• YOUR TASK:
When you print the records below, keep every word exact and leave out the images.

• TASK INPUTS:

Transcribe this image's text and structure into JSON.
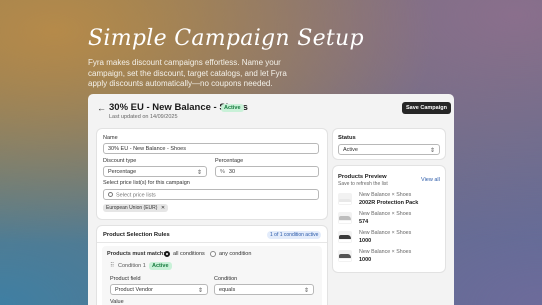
{
  "hero": {
    "title": "Simple Campaign Setup",
    "description": "Fyra makes discount campaigns effortless. Name your campaign, set the discount, target catalogs, and let Fyra apply discounts automatically—no coupons needed."
  },
  "header": {
    "back_icon": "arrow-left-icon",
    "title": "30% EU - New Balance - Shoes",
    "status_badge": "Active",
    "updated": "Last updated on 14/09/2025",
    "save_label": "Save Campaign"
  },
  "form": {
    "name_label": "Name",
    "name_value": "30% EU - New Balance - Shoes",
    "discount_type_label": "Discount type",
    "discount_type_value": "Percentage",
    "percentage_label": "Percentage",
    "percentage_prefix": "%",
    "percentage_value": "30",
    "price_list_label": "Select price list(s) for this campaign",
    "price_list_placeholder": "Select price lists",
    "selected_price_list": "European Union (EUR)",
    "remove_icon": "close-icon"
  },
  "rules": {
    "title": "Product Selection Rules",
    "count_badge": "1 of 1 condition active",
    "must_match_label": "Products must match:",
    "all_label": "all conditions",
    "any_label": "any condition",
    "condition_label": "Condition 1",
    "condition_badge": "Active",
    "product_field_label": "Product field",
    "product_field_value": "Product Vendor",
    "condition_field_label": "Condition",
    "condition_value": "equals",
    "value_label": "Value"
  },
  "status": {
    "label": "Status",
    "value": "Active"
  },
  "preview": {
    "title": "Products Preview",
    "subtitle": "Save to refresh the list",
    "view_all": "View all",
    "items": [
      {
        "vendor": "New Balance × Shoes",
        "name": "2002R Protection Pack"
      },
      {
        "vendor": "New Balance × Shoes",
        "name": "574"
      },
      {
        "vendor": "New Balance × Shoes",
        "name": "1000"
      },
      {
        "vendor": "New Balance × Shoes",
        "name": "1000"
      }
    ]
  },
  "colors": {
    "accent_dark": "#262626",
    "active_green": "#167a3e",
    "info_blue": "#2b5aa8"
  }
}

• SOLUTION TO THIS PROBLEM:
Transcribe this image's text and structure into JSON.
{
  "hero": {
    "title": "Simple Campaign Setup",
    "description": "Fyra makes discount campaigns effortless. Name your campaign, set the discount, target catalogs, and let Fyra apply discounts automatically—no coupons needed."
  },
  "header": {
    "back_icon": "arrow-left-icon",
    "title": "30% EU - New Balance - Shoes",
    "status_badge": "Active",
    "updated": "Last updated on 14/09/2025",
    "save_label": "Save Campaign"
  },
  "form": {
    "name_label": "Name",
    "name_value": "30% EU - New Balance - Shoes",
    "discount_type_label": "Discount type",
    "discount_type_value": "Percentage",
    "percentage_label": "Percentage",
    "percentage_prefix": "%",
    "percentage_value": "30",
    "price_list_label": "Select price list(s) for this campaign",
    "price_list_placeholder": "Select price lists",
    "selected_price_list": "European Union (EUR)",
    "remove_icon": "close-icon"
  },
  "rules": {
    "title": "Product Selection Rules",
    "count_badge": "1 of 1 condition active",
    "must_match_label": "Products must match:",
    "all_label": "all conditions",
    "any_label": "any condition",
    "condition_label": "Condition 1",
    "condition_badge": "Active",
    "product_field_label": "Product field",
    "product_field_value": "Product Vendor",
    "condition_field_label": "Condition",
    "condition_value": "equals",
    "value_label": "Value"
  },
  "status": {
    "label": "Status",
    "value": "Active"
  },
  "preview": {
    "title": "Products Preview",
    "subtitle": "Save to refresh the list",
    "view_all": "View all",
    "items": [
      {
        "vendor": "New Balance × Shoes",
        "name": "2002R Protection Pack"
      },
      {
        "vendor": "New Balance × Shoes",
        "name": "574"
      },
      {
        "vendor": "New Balance × Shoes",
        "name": "1000"
      },
      {
        "vendor": "New Balance × Shoes",
        "name": "1000"
      }
    ]
  },
  "colors": {
    "accent_dark": "#262626",
    "active_green": "#167a3e",
    "info_blue": "#2b5aa8"
  }
}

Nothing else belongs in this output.